Only the text is wanted; write out each record below exactly and exclude all pictures.

*Excerpts from a dataset*.
----

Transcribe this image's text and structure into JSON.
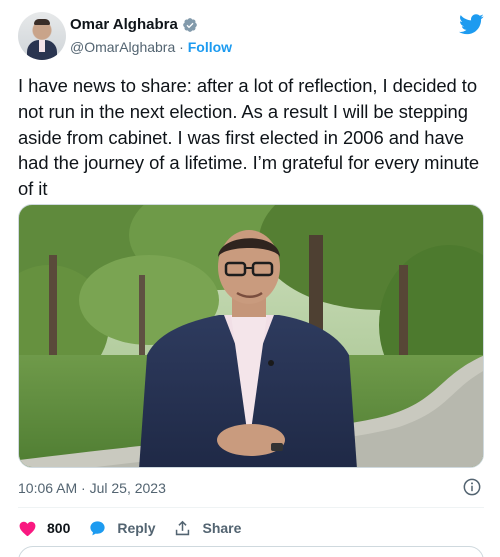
{
  "tweet": {
    "author_name": "Omar Alghabra",
    "handle": "@OmarAlghabra",
    "separator": " · ",
    "follow_label": "Follow",
    "text": "I have news to share: after a lot of reflection, I decided to not run in the next election. As a result I will be stepping aside from cabinet. I was first elected in 2006 and have had the journey of a lifetime. I’m grateful for every minute of it",
    "timestamp": "10:06 AM · Jul 25, 2023",
    "likes_count": "800",
    "reply_label": "Reply",
    "share_label": "Share"
  },
  "icons": {
    "verified": "verified-badge-icon",
    "brand": "twitter-bird-icon",
    "info": "info-icon",
    "like": "heart-icon",
    "reply": "reply-bubble-icon",
    "share": "share-icon"
  },
  "colors": {
    "brand_blue": "#1d9bf0",
    "like_red": "#f91880",
    "secondary_text": "#536471",
    "primary_text": "#0f1419"
  }
}
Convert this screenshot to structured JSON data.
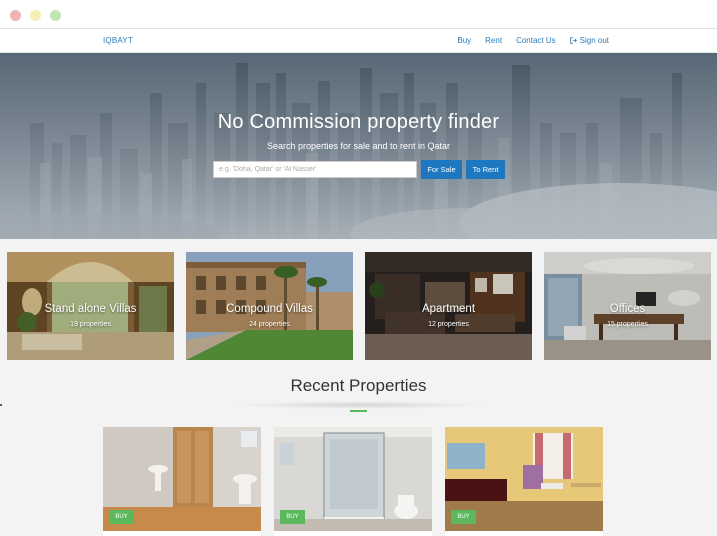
{
  "navbar": {
    "brand": "IQBAYT",
    "links": [
      {
        "label": "Buy"
      },
      {
        "label": "Rent"
      },
      {
        "label": "Contact Us"
      },
      {
        "label": "Sign out",
        "icon": "sign-out-icon"
      }
    ]
  },
  "hero": {
    "title": "No Commission property finder",
    "subtitle": "Search properties for sale and to rent in Qatar",
    "search_placeholder": "e.g. 'Doha, Qatar' or 'Al Nasser'",
    "for_sale_label": "For Sale",
    "to_rent_label": "To Rent"
  },
  "categories": [
    {
      "title": "Stand alone Villas",
      "count": "19 properties"
    },
    {
      "title": "Compound Villas",
      "count": "24 properties"
    },
    {
      "title": "Apartment",
      "count": "12 properties"
    },
    {
      "title": "Offices",
      "count": "15 properties"
    }
  ],
  "recent": {
    "title": "Recent Properties",
    "items": [
      {
        "badge": "BUY"
      },
      {
        "badge": "BUY"
      },
      {
        "badge": "BUY"
      }
    ]
  },
  "colors": {
    "accent_blue": "#1d78c1",
    "link_blue": "#2b7bb9",
    "accent_green": "#5cb85c"
  }
}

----

*REPLY*.
Transcribe this image's text and structure into JSON.
{
  "tweet": {
    "author_name": "Omar Alghabra",
    "handle": "@OmarAlghabra",
    "separator": " · ",
    "follow_label": "Follow",
    "text": "I have news to share: after a lot of reflection, I decided to not run in the next election. As a result I will be stepping aside from cabinet. I was first elected in 2006 and have had the journey of a lifetime. I’m grateful for every minute of it",
    "timestamp": "10:06 AM · Jul 25, 2023",
    "likes_count": "800",
    "reply_label": "Reply",
    "share_label": "Share"
  },
  "icons": {
    "verified": "verified-badge-icon",
    "brand": "twitter-bird-icon",
    "info": "info-icon",
    "like": "heart-icon",
    "reply": "reply-bubble-icon",
    "share": "share-icon"
  },
  "colors": {
    "brand_blue": "#1d9bf0",
    "like_red": "#f91880",
    "secondary_text": "#536471",
    "primary_text": "#0f1419"
  }
}
Convert this screenshot to structured JSON data.
{
  "navbar": {
    "brand": "IQBAYT",
    "links": [
      {
        "label": "Buy"
      },
      {
        "label": "Rent"
      },
      {
        "label": "Contact Us"
      },
      {
        "label": "Sign out",
        "icon": "sign-out-icon"
      }
    ]
  },
  "hero": {
    "title": "No Commission property finder",
    "subtitle": "Search properties for sale and to rent in Qatar",
    "search_placeholder": "e.g. 'Doha, Qatar' or 'Al Nasser'",
    "for_sale_label": "For Sale",
    "to_rent_label": "To Rent"
  },
  "categories": [
    {
      "title": "Stand alone Villas",
      "count": "19 properties"
    },
    {
      "title": "Compound Villas",
      "count": "24 properties"
    },
    {
      "title": "Apartment",
      "count": "12 properties"
    },
    {
      "title": "Offices",
      "count": "15 properties"
    }
  ],
  "recent": {
    "title": "Recent Properties",
    "items": [
      {
        "badge": "BUY"
      },
      {
        "badge": "BUY"
      },
      {
        "badge": "BUY"
      }
    ]
  },
  "colors": {
    "accent_blue": "#1d78c1",
    "link_blue": "#2b7bb9",
    "accent_green": "#5cb85c"
  }
}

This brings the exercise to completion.